Data excerpts START
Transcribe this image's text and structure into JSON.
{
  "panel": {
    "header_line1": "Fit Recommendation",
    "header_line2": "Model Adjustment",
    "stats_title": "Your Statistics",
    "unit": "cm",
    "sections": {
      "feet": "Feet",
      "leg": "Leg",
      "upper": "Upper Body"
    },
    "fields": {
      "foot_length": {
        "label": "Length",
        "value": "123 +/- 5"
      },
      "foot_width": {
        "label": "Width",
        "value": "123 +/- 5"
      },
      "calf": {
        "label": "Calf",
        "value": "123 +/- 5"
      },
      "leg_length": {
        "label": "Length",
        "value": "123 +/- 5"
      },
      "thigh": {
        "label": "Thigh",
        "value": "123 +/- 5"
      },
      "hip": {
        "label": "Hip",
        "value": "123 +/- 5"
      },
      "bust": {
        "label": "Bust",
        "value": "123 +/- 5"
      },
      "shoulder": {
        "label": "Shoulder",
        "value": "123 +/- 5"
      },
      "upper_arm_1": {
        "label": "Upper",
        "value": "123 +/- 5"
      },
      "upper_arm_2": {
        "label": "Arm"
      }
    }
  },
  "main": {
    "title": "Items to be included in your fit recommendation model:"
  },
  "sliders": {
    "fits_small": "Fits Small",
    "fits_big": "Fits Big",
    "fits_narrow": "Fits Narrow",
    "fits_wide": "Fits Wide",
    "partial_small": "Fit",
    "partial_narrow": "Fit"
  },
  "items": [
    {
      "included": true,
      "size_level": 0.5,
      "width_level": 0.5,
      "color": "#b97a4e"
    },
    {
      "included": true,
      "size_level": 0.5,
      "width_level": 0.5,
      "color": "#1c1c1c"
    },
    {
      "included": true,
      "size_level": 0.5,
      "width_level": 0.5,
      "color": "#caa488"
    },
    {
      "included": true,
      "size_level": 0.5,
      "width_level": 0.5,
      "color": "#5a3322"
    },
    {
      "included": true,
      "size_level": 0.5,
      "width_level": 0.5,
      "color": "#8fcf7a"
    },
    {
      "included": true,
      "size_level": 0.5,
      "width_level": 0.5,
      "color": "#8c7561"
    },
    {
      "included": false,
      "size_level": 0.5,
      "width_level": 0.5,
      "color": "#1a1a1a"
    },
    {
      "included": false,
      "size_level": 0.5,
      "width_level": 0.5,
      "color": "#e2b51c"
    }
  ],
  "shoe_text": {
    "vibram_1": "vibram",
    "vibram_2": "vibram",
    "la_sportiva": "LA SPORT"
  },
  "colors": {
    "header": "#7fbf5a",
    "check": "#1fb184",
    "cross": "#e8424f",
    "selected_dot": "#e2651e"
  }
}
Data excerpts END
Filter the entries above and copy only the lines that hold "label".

        "label": "Length",
        "label": "Width",
        "label": "Calf",
        "label": "Length",
        "label": "Thigh",
        "label": "Hip",
        "label": "Bust",
        "label": "Shoulder",
        "label": "Upper",
        "label": "Arm"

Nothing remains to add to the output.